An inventive season

8 October 2018


We have a surprising flurry of new crane launches this month. This includes a series of new tower cranes, new loader cranes, and a new rough terrain.

On the cover is Terex's new luffer, the CTL 272-18. I was invited to see this crane at its launch in Italy, along with some other journalists and—I estimate—around 200 customers. Terex kindly covered our local costs. The crane aims squarely at skyscraper construction in constricted cities with overflight restrictions, such as London. Talking to potential customers at the event, there was clear interest from companies in the UK and Germany.

The new Terex aims at a fairly niche market, of ~260tm luffers. Still, here in central London, there are not many spots I can walk and not see a half dozen cranes like this at work.

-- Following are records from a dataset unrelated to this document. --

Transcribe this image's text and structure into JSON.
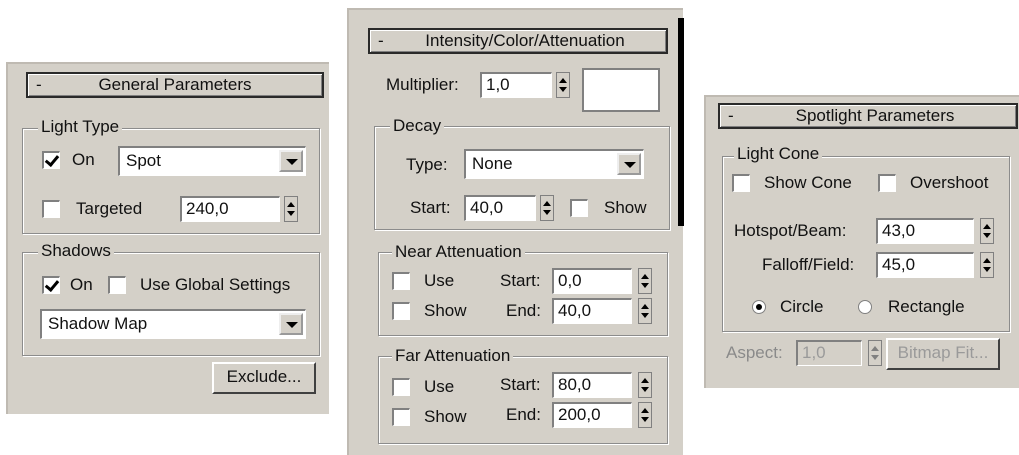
{
  "general": {
    "rollout_sign": "-",
    "title": "General Parameters",
    "light_type": {
      "group_label": "Light Type",
      "on_label": "On",
      "on_checked": true,
      "type_value": "Spot",
      "targeted_label": "Targeted",
      "targeted_checked": false,
      "target_distance": "240,0"
    },
    "shadows": {
      "group_label": "Shadows",
      "on_label": "On",
      "on_checked": true,
      "use_global_label": "Use Global Settings",
      "use_global_checked": false,
      "type_value": "Shadow Map"
    },
    "exclude_label": "Exclude..."
  },
  "intensity": {
    "rollout_sign": "-",
    "title": "Intensity/Color/Attenuation",
    "multiplier_label": "Multiplier:",
    "multiplier_value": "1,0",
    "color": "#ffffff",
    "decay": {
      "group_label": "Decay",
      "type_label": "Type:",
      "type_value": "None",
      "start_label": "Start:",
      "start_value": "40,0",
      "show_label": "Show",
      "show_checked": false
    },
    "near": {
      "group_label": "Near Attenuation",
      "use_label": "Use",
      "show_label": "Show",
      "start_label": "Start:",
      "start_value": "0,0",
      "end_label": "End:",
      "end_value": "40,0"
    },
    "far": {
      "group_label": "Far Attenuation",
      "use_label": "Use",
      "show_label": "Show",
      "start_label": "Start:",
      "start_value": "80,0",
      "end_label": "End:",
      "end_value": "200,0"
    }
  },
  "spotlight": {
    "rollout_sign": "-",
    "title": "Spotlight Parameters",
    "cone": {
      "group_label": "Light Cone",
      "show_cone_label": "Show Cone",
      "overshoot_label": "Overshoot",
      "hotspot_label": "Hotspot/Beam:",
      "hotspot_value": "43,0",
      "falloff_label": "Falloff/Field:",
      "falloff_value": "45,0",
      "circle_label": "Circle",
      "rectangle_label": "Rectangle",
      "circle_selected": true
    },
    "aspect_label": "Aspect:",
    "aspect_value": "1,0",
    "bitmap_fit_label": "Bitmap Fit..."
  }
}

Jaso's new luffer, featured in our job of the month, aims at an even more niche market, the 700tm class. We surveyed this market back in July, looking at cranes from Liebherr, Wolff, and Comansa. At that time, the new Jaso had only just been launched. Now it is at work in Sydney. The company says it is aiming not just at electric rivals, but at Favelle Favco's diesel electrics, which have historically dominated the market for fast lifting on very tall skyscrapers in places like New York.

The other new tower crane in this issue is Comansa's new flat top, the 21LC1050. While not, perhaps, quite as niche as the two rope luffers, it is still quite a special crane, with a maximum capacity of 50m and a reach of up to 80m: a lot for a flattop.

On pages 14 and 15 we have six new loader cranes or related products. These include new cranes from Palfinger, Jekko, Hiab, Hyva, and Tadano, and a new control interface developed by Fassi for Volvo trucks. There were a couple of interesting trends shown here. Hyva has launched a crane designed to run purely on electric power, joining others like this that target 'green' operation in inner cities.

The new Palfinger is the first of the Austrian's company's cranes to be sold as a complete unit on a crawler carrier; the Jekko was the second of the Italian company's cranes to mount on a crawler an articulated upper from its new parent Fassi.

In this issue, we also have a feature on rough terrains, looking at the increasingly important 100t class. As RTs get bigger, with the 'sweet spot' now over 80t and many reaching well over 100t, I wonder if the crawlermounted heavy knucklebooms may start taking some market share from RTs, small crawlers and 'traditonal' telecrawlers.

Will North, editor
wnorth@cranestodaymagazine.com